(Interface dataset entries)
>>

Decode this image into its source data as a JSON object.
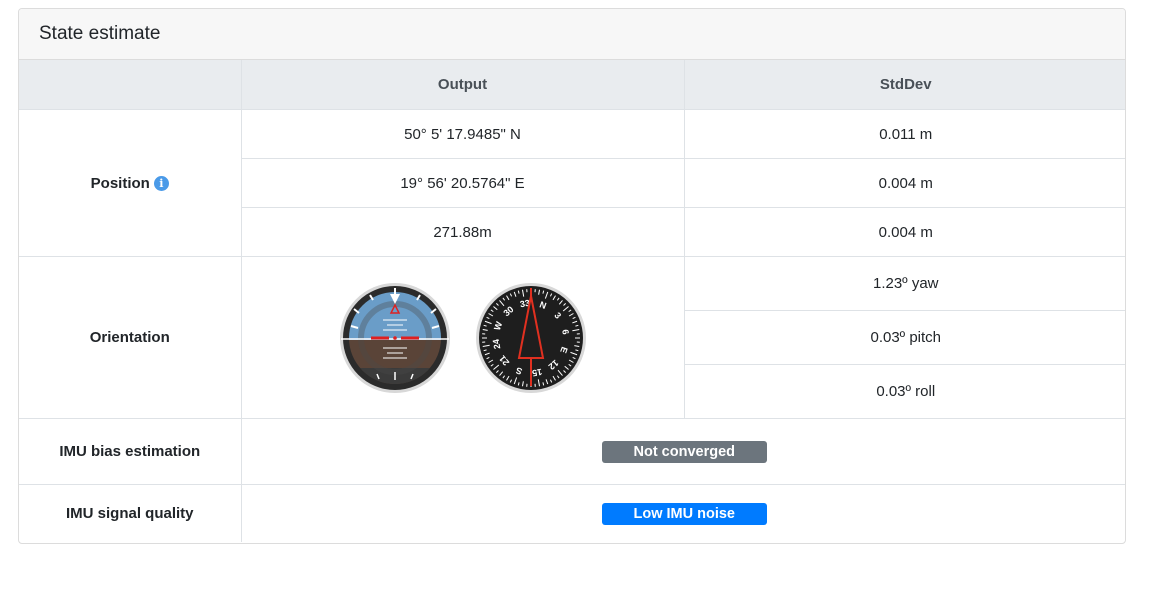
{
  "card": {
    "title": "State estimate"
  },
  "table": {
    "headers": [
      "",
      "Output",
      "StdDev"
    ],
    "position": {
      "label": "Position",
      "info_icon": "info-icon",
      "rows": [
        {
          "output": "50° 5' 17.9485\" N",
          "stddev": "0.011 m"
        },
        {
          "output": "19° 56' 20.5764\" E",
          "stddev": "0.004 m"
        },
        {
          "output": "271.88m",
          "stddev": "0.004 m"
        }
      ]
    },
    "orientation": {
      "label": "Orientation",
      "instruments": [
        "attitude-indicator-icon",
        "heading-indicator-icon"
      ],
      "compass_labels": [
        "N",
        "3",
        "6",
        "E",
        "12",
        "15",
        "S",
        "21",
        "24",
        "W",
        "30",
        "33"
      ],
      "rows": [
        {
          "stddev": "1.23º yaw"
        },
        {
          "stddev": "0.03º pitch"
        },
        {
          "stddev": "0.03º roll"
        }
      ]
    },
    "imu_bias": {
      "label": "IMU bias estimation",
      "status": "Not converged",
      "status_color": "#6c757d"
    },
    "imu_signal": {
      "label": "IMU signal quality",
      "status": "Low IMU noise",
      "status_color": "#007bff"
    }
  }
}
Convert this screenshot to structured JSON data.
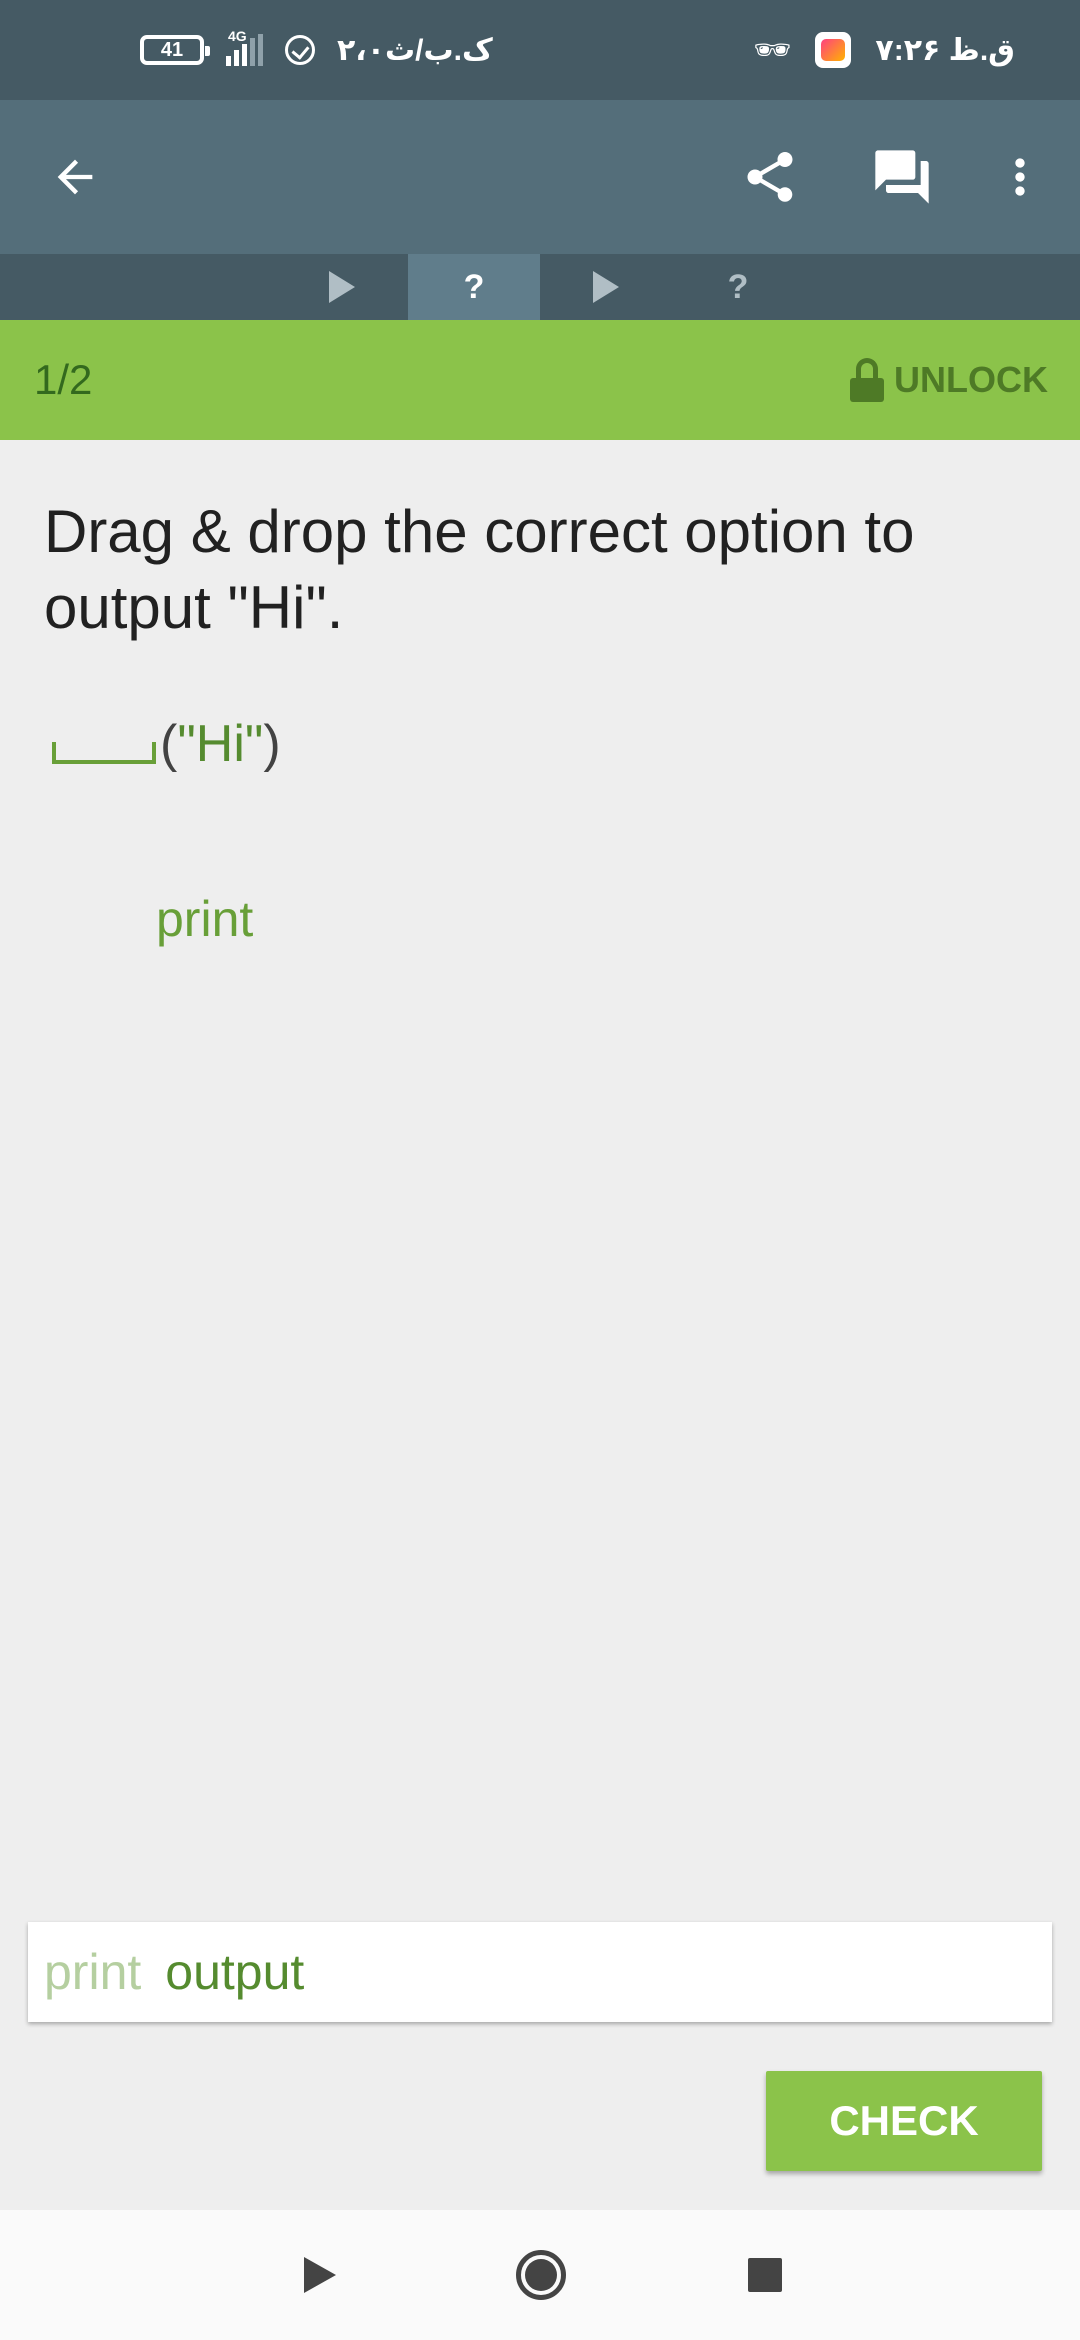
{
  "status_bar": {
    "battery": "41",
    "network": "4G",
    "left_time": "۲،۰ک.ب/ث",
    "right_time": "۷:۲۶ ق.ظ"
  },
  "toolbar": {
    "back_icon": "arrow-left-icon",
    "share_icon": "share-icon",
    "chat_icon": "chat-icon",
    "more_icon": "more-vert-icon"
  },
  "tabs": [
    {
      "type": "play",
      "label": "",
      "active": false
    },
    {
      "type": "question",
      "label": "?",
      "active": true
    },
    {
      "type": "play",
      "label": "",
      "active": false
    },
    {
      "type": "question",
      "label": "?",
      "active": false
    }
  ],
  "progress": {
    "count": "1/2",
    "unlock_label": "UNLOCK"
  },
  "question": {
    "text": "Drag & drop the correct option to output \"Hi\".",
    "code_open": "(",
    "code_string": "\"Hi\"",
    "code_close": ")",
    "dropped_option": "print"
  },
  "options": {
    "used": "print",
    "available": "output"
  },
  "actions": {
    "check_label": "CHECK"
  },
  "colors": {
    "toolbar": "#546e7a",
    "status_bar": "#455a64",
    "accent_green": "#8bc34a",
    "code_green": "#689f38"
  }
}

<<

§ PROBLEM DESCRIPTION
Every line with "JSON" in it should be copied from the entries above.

§ OUTPUT OF THE TASK
Decode this image into its source data as a JSON object.
Convert this screenshot to structured JSON data.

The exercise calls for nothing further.